### Data section
• • • • •

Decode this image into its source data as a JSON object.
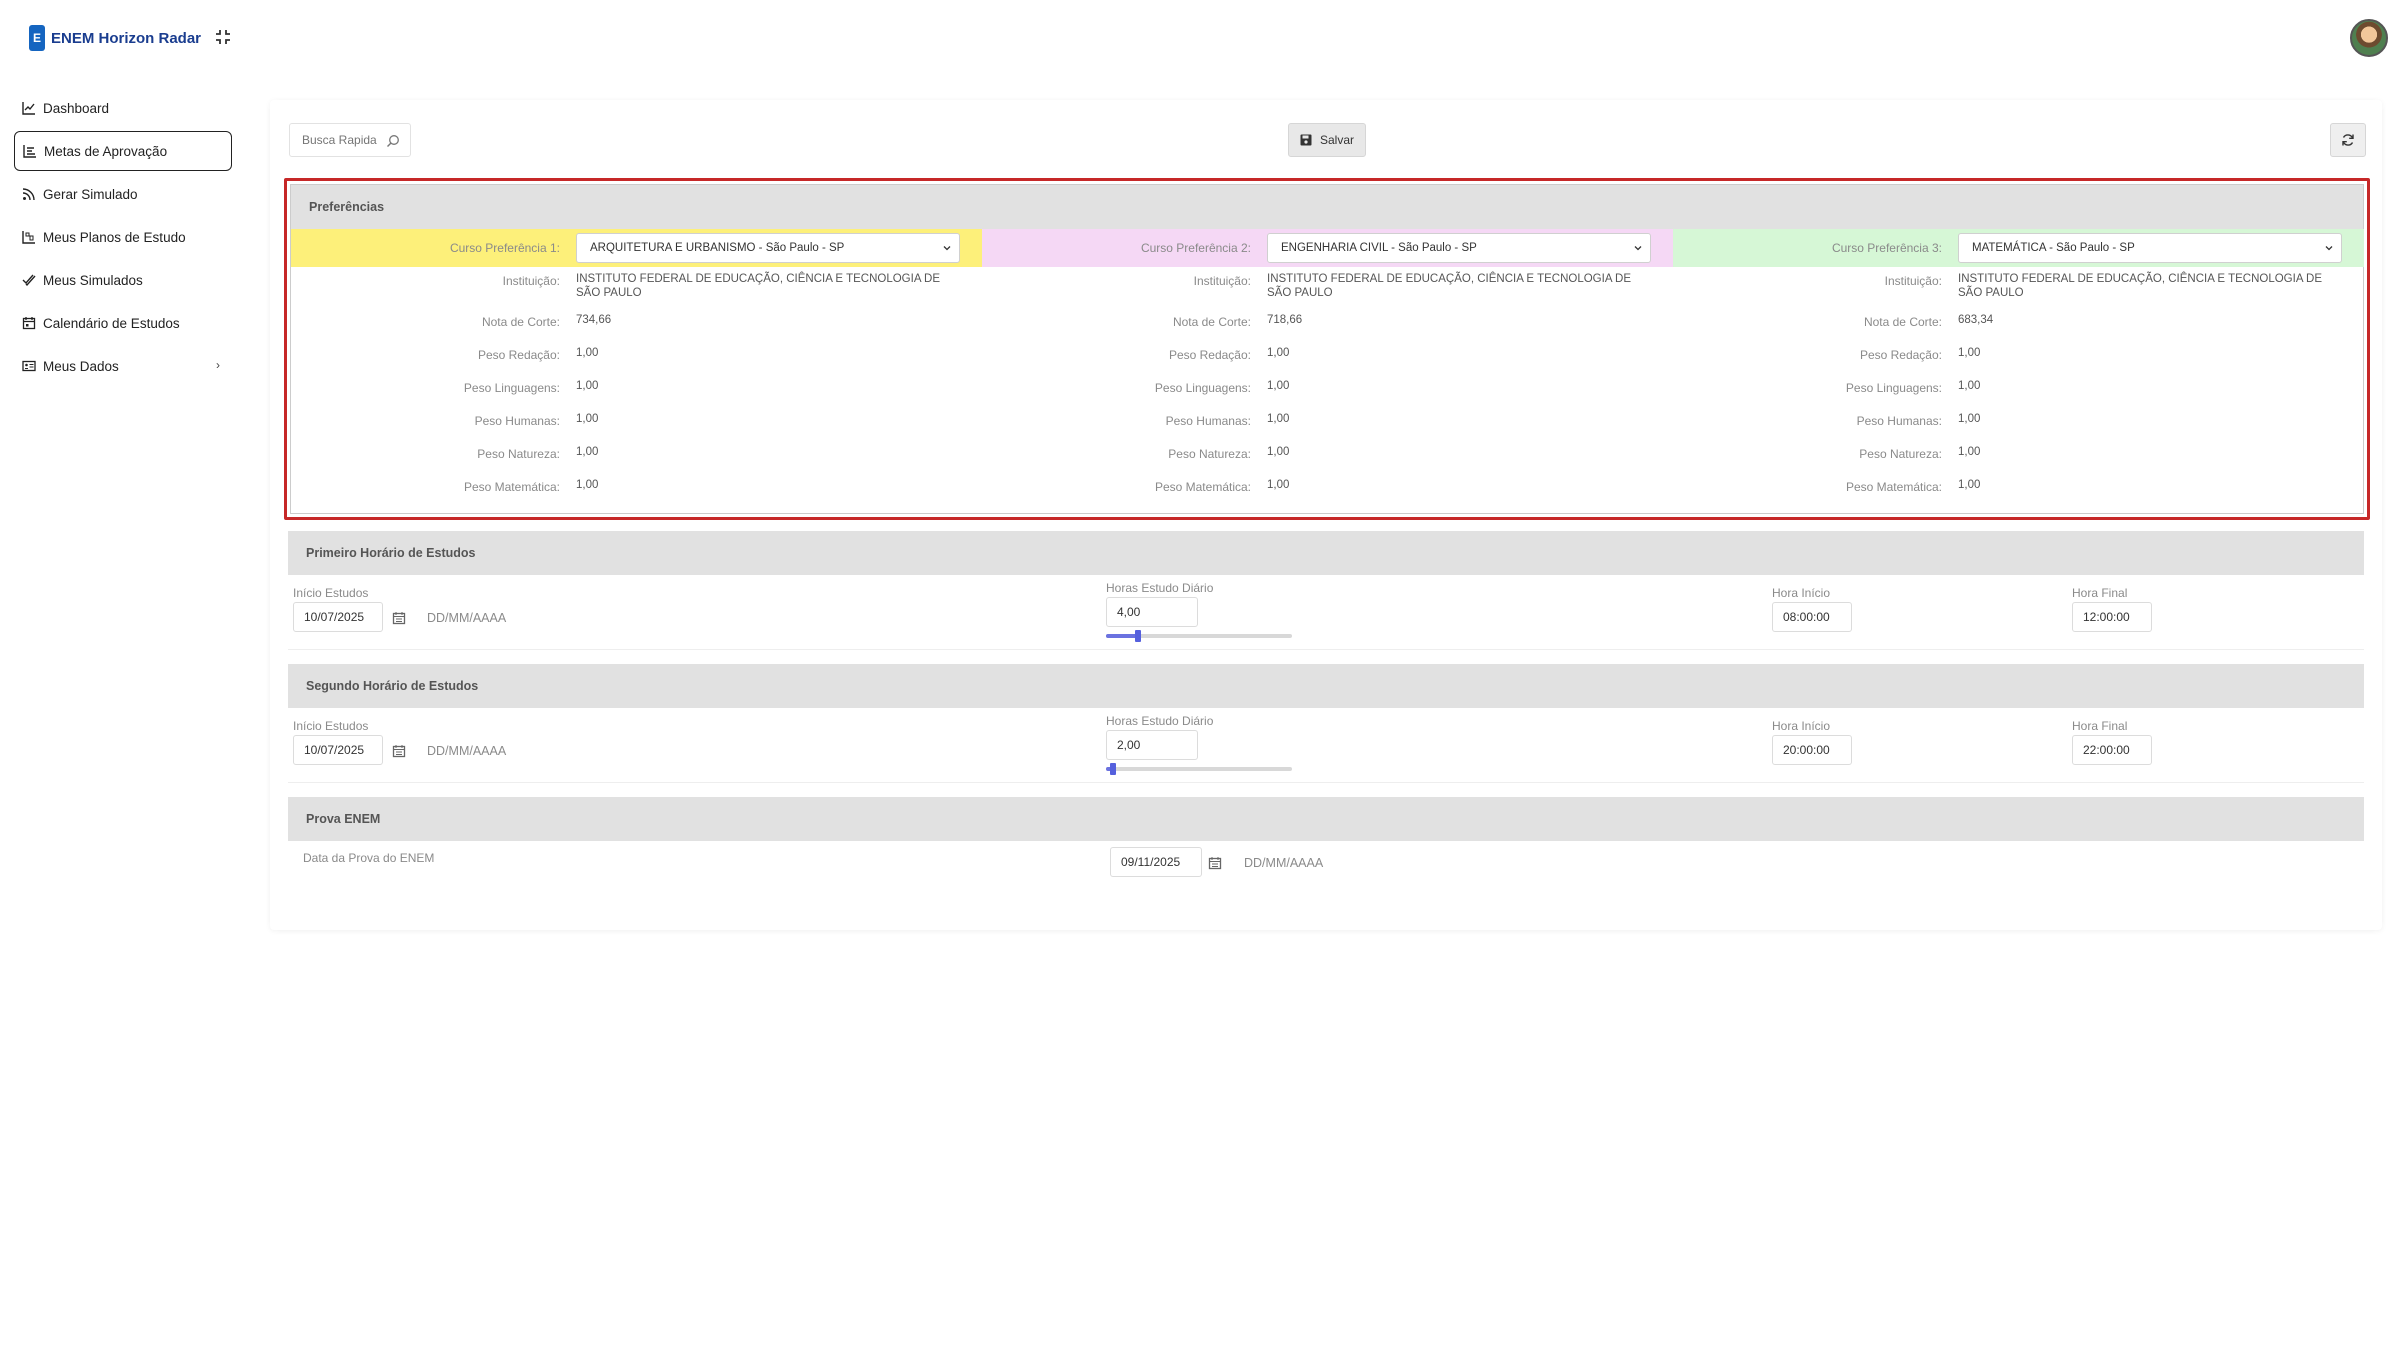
{
  "app": {
    "brand_letter": "E",
    "brand_name": "ENEM Horizon Radar"
  },
  "sidebar": {
    "items": [
      {
        "label": "Dashboard",
        "icon": "chart-line-icon"
      },
      {
        "label": "Metas de Aprovação",
        "icon": "chart-bar-icon",
        "active": true
      },
      {
        "label": "Gerar Simulado",
        "icon": "rss-icon"
      },
      {
        "label": "Meus Planos de Estudo",
        "icon": "planner-icon"
      },
      {
        "label": "Meus Simulados",
        "icon": "check-double-icon"
      },
      {
        "label": "Calendário de Estudos",
        "icon": "calendar-icon"
      },
      {
        "label": "Meus Dados",
        "icon": "id-card-icon",
        "chevron": "›"
      }
    ]
  },
  "toolbar": {
    "search_placeholder": "Busca Rapida",
    "save_label": "Salvar"
  },
  "preferences": {
    "title": "Preferências",
    "labels": {
      "instituicao": "Instituição:",
      "nota": "Nota de Corte:",
      "redacao": "Peso Redação:",
      "linguagens": "Peso Linguagens:",
      "humanas": "Peso Humanas:",
      "natureza": "Peso Natureza:",
      "matematica": "Peso Matemática:"
    },
    "columns": [
      {
        "label": "Curso Preferência 1:",
        "course": "ARQUITETURA E URBANISMO - São Paulo - SP",
        "color": "#fdf07a",
        "instituicao": "INSTITUTO FEDERAL DE EDUCAÇÃO, CIÊNCIA E TECNOLOGIA DE SÃO PAULO",
        "nota": "734,66",
        "redacao": "1,00",
        "linguagens": "1,00",
        "humanas": "1,00",
        "natureza": "1,00",
        "matematica": "1,00"
      },
      {
        "label": "Curso Preferência 2:",
        "course": "ENGENHARIA CIVIL - São Paulo - SP",
        "color": "#f5d8f5",
        "instituicao": "INSTITUTO FEDERAL DE EDUCAÇÃO, CIÊNCIA E TECNOLOGIA DE SÃO PAULO",
        "nota": "718,66",
        "redacao": "1,00",
        "linguagens": "1,00",
        "humanas": "1,00",
        "natureza": "1,00",
        "matematica": "1,00"
      },
      {
        "label": "Curso Preferência 3:",
        "course": "MATEMÁTICA - São Paulo - SP",
        "color": "#d6f7d6",
        "instituicao": "INSTITUTO FEDERAL DE EDUCAÇÃO, CIÊNCIA E TECNOLOGIA DE SÃO PAULO",
        "nota": "683,34",
        "redacao": "1,00",
        "linguagens": "1,00",
        "humanas": "1,00",
        "natureza": "1,00",
        "matematica": "1,00"
      }
    ]
  },
  "schedule1": {
    "title": "Primeiro Horário de Estudos",
    "inicio_label": "Início Estudos",
    "inicio_value": "10/07/2025",
    "date_format": "DD/MM/AAAA",
    "horas_label": "Horas Estudo Diário",
    "horas_value": "4,00",
    "horas_fraction": 0.17,
    "hora_inicio_label": "Hora Início",
    "hora_inicio_value": "08:00:00",
    "hora_final_label": "Hora Final",
    "hora_final_value": "12:00:00"
  },
  "schedule2": {
    "title": "Segundo Horário de Estudos",
    "inicio_label": "Início Estudos",
    "inicio_value": "10/07/2025",
    "date_format": "DD/MM/AAAA",
    "horas_label": "Horas Estudo Diário",
    "horas_value": "2,00",
    "horas_fraction": 0.04,
    "hora_inicio_label": "Hora Início",
    "hora_inicio_value": "20:00:00",
    "hora_final_label": "Hora Final",
    "hora_final_value": "22:00:00"
  },
  "prova": {
    "title": "Prova ENEM",
    "label": "Data da Prova do ENEM",
    "value": "09/11/2025",
    "date_format": "DD/MM/AAAA"
  }
}
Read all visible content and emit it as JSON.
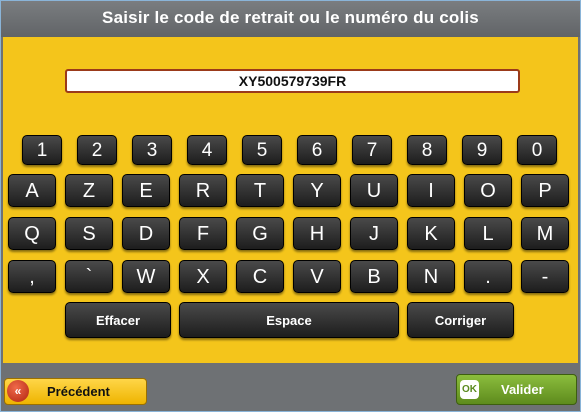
{
  "header": {
    "title": "Saisir le code de retrait ou le numéro du colis"
  },
  "input": {
    "value": "XY500579739FR"
  },
  "keyboard": {
    "numbers": [
      "1",
      "2",
      "3",
      "4",
      "5",
      "6",
      "7",
      "8",
      "9",
      "0"
    ],
    "row1": [
      "A",
      "Z",
      "E",
      "R",
      "T",
      "Y",
      "U",
      "I",
      "O",
      "P"
    ],
    "row2": [
      "Q",
      "S",
      "D",
      "F",
      "G",
      "H",
      "J",
      "K",
      "L",
      "M"
    ],
    "row3": [
      ",",
      "`",
      "W",
      "X",
      "C",
      "V",
      "B",
      "N",
      ".",
      "-"
    ],
    "erase_label": "Effacer",
    "space_label": "Espace",
    "correct_label": "Corriger"
  },
  "footer": {
    "prev_label": "Précédent",
    "prev_icon": "double-chevron-left-icon",
    "ok_label": "Valider",
    "ok_icon_text": "OK",
    "ok_icon": "ok-badge-icon"
  }
}
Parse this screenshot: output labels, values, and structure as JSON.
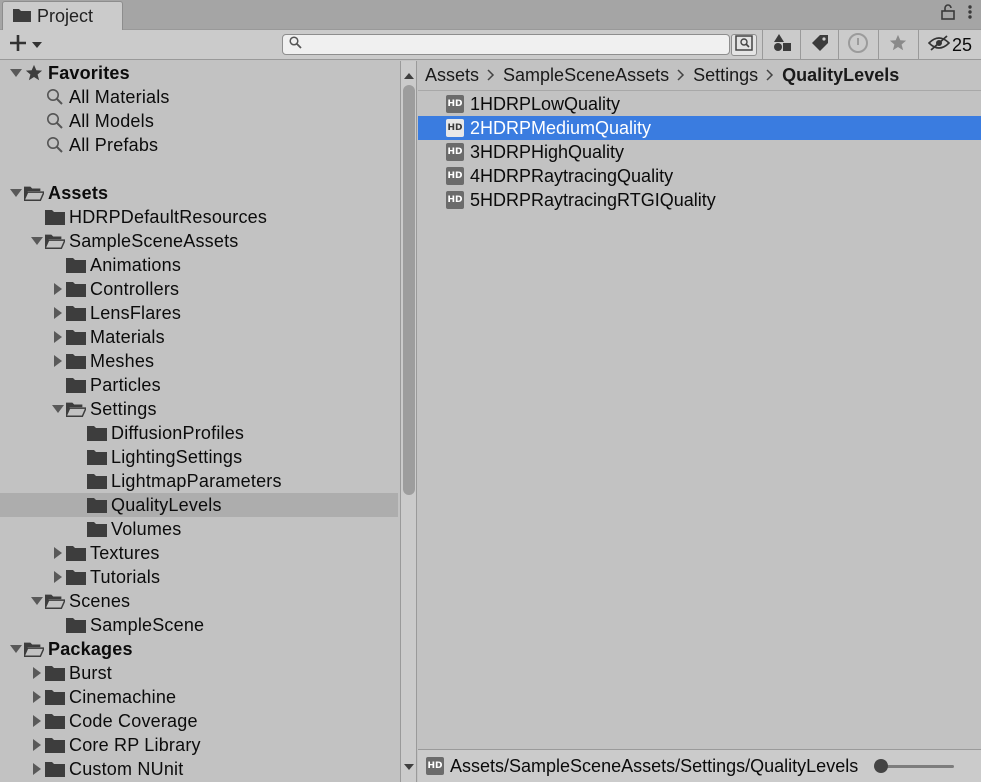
{
  "window": {
    "tab_label": "Project"
  },
  "toolbar": {
    "search_placeholder": "",
    "hidden_count": "25"
  },
  "tree": {
    "rows": [
      {
        "label": "Favorites",
        "indent": 0,
        "arrow": "down",
        "icon": "star-icon",
        "bold": true
      },
      {
        "label": "All Materials",
        "indent": 1,
        "arrow": "none",
        "icon": "search-icon"
      },
      {
        "label": "All Models",
        "indent": 1,
        "arrow": "none",
        "icon": "search-icon"
      },
      {
        "label": "All Prefabs",
        "indent": 1,
        "arrow": "none",
        "icon": "search-icon"
      },
      {
        "label": "",
        "indent": 0,
        "arrow": "none",
        "icon": "none"
      },
      {
        "label": "Assets",
        "indent": 0,
        "arrow": "down",
        "icon": "open-folder-icon",
        "bold": true
      },
      {
        "label": "HDRPDefaultResources",
        "indent": 1,
        "arrow": "none",
        "icon": "folder-icon"
      },
      {
        "label": "SampleSceneAssets",
        "indent": 1,
        "arrow": "down",
        "icon": "open-folder-icon"
      },
      {
        "label": "Animations",
        "indent": 2,
        "arrow": "none",
        "icon": "folder-icon"
      },
      {
        "label": "Controllers",
        "indent": 2,
        "arrow": "right",
        "icon": "folder-icon"
      },
      {
        "label": "LensFlares",
        "indent": 2,
        "arrow": "right",
        "icon": "folder-icon"
      },
      {
        "label": "Materials",
        "indent": 2,
        "arrow": "right",
        "icon": "folder-icon"
      },
      {
        "label": "Meshes",
        "indent": 2,
        "arrow": "right",
        "icon": "folder-icon"
      },
      {
        "label": "Particles",
        "indent": 2,
        "arrow": "none",
        "icon": "folder-icon"
      },
      {
        "label": "Settings",
        "indent": 2,
        "arrow": "down",
        "icon": "open-folder-icon"
      },
      {
        "label": "DiffusionProfiles",
        "indent": 3,
        "arrow": "none",
        "icon": "folder-icon"
      },
      {
        "label": "LightingSettings",
        "indent": 3,
        "arrow": "none",
        "icon": "folder-icon"
      },
      {
        "label": "LightmapParameters",
        "indent": 3,
        "arrow": "none",
        "icon": "folder-icon"
      },
      {
        "label": "QualityLevels",
        "indent": 3,
        "arrow": "none",
        "icon": "folder-icon",
        "selected": true
      },
      {
        "label": "Volumes",
        "indent": 3,
        "arrow": "none",
        "icon": "folder-icon"
      },
      {
        "label": "Textures",
        "indent": 2,
        "arrow": "right",
        "icon": "folder-icon"
      },
      {
        "label": "Tutorials",
        "indent": 2,
        "arrow": "right",
        "icon": "folder-icon"
      },
      {
        "label": "Scenes",
        "indent": 1,
        "arrow": "down",
        "icon": "open-folder-icon"
      },
      {
        "label": "SampleScene",
        "indent": 2,
        "arrow": "none",
        "icon": "folder-icon"
      },
      {
        "label": "Packages",
        "indent": 0,
        "arrow": "down",
        "icon": "open-folder-icon",
        "bold": true
      },
      {
        "label": "Burst",
        "indent": 1,
        "arrow": "right",
        "icon": "folder-icon"
      },
      {
        "label": "Cinemachine",
        "indent": 1,
        "arrow": "right",
        "icon": "folder-icon"
      },
      {
        "label": "Code Coverage",
        "indent": 1,
        "arrow": "right",
        "icon": "folder-icon"
      },
      {
        "label": "Core RP Library",
        "indent": 1,
        "arrow": "right",
        "icon": "folder-icon"
      },
      {
        "label": "Custom NUnit",
        "indent": 1,
        "arrow": "right",
        "icon": "folder-icon"
      }
    ]
  },
  "breadcrumb": [
    "Assets",
    "SampleSceneAssets",
    "Settings",
    "QualityLevels"
  ],
  "assets": [
    {
      "label": "1HDRPLowQuality",
      "icon_text": "HD"
    },
    {
      "label": "2HDRPMediumQuality",
      "icon_text": "HD",
      "selected": true
    },
    {
      "label": "3HDRPHighQuality",
      "icon_text": "HD"
    },
    {
      "label": "4HDRPRaytracingQuality",
      "icon_text": "HD"
    },
    {
      "label": "5HDRPRaytracingRTGIQuality",
      "icon_text": "HD"
    }
  ],
  "footer": {
    "path": "Assets/SampleSceneAssets/Settings/QualityLevels",
    "icon_text": "HD",
    "zoom": 0.0
  },
  "colors": {
    "selection_blue": "#3a7ce0",
    "tree_selection": "#adadad"
  }
}
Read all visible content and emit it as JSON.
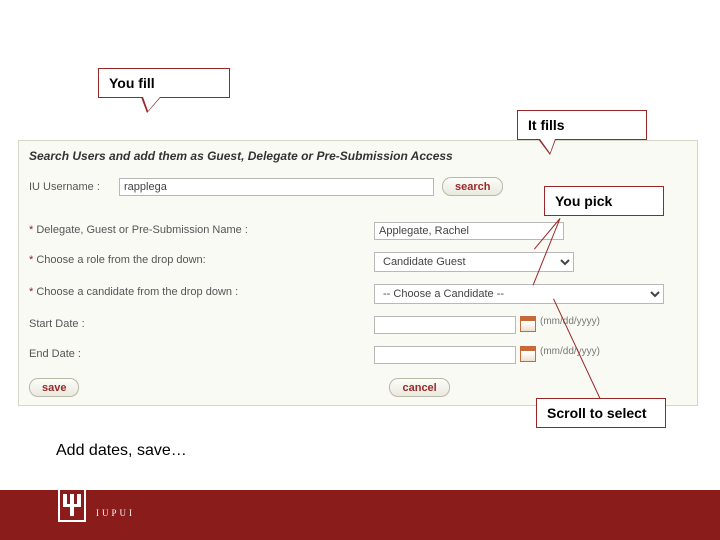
{
  "panel": {
    "heading": "Search Users and add them as Guest, Delegate or Pre-Submission Access",
    "username_label": "IU Username :",
    "username_value": "rapplega",
    "search_label": "search"
  },
  "fields": {
    "name_label": "Delegate, Guest or Pre-Submission Name :",
    "name_value": "Applegate, Rachel",
    "role_label": "Choose a role from the drop down:",
    "role_value": "Candidate Guest",
    "cand_label": "Choose a candidate from the drop down :",
    "cand_value": "-- Choose a Candidate --",
    "start_label": "Start Date :",
    "start_value": "",
    "end_label": "End Date :",
    "end_value": "",
    "date_hint": "(mm/dd/yyyy)"
  },
  "actions": {
    "save": "save",
    "cancel": "cancel"
  },
  "callouts": {
    "you_fill": "You fill",
    "it_fills": "It fills",
    "you_pick": "You pick",
    "scroll": "Scroll to select"
  },
  "caption": "Add dates, save…",
  "footer": {
    "campus": "IUPUI"
  },
  "asterisk": "*"
}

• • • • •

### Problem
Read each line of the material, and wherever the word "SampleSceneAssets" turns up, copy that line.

### Exercise result
        "label": "SampleSceneAssets",
    "SampleSceneAssets",
    "path": "Assets/SampleSceneAssets/Settings/QualityLevels",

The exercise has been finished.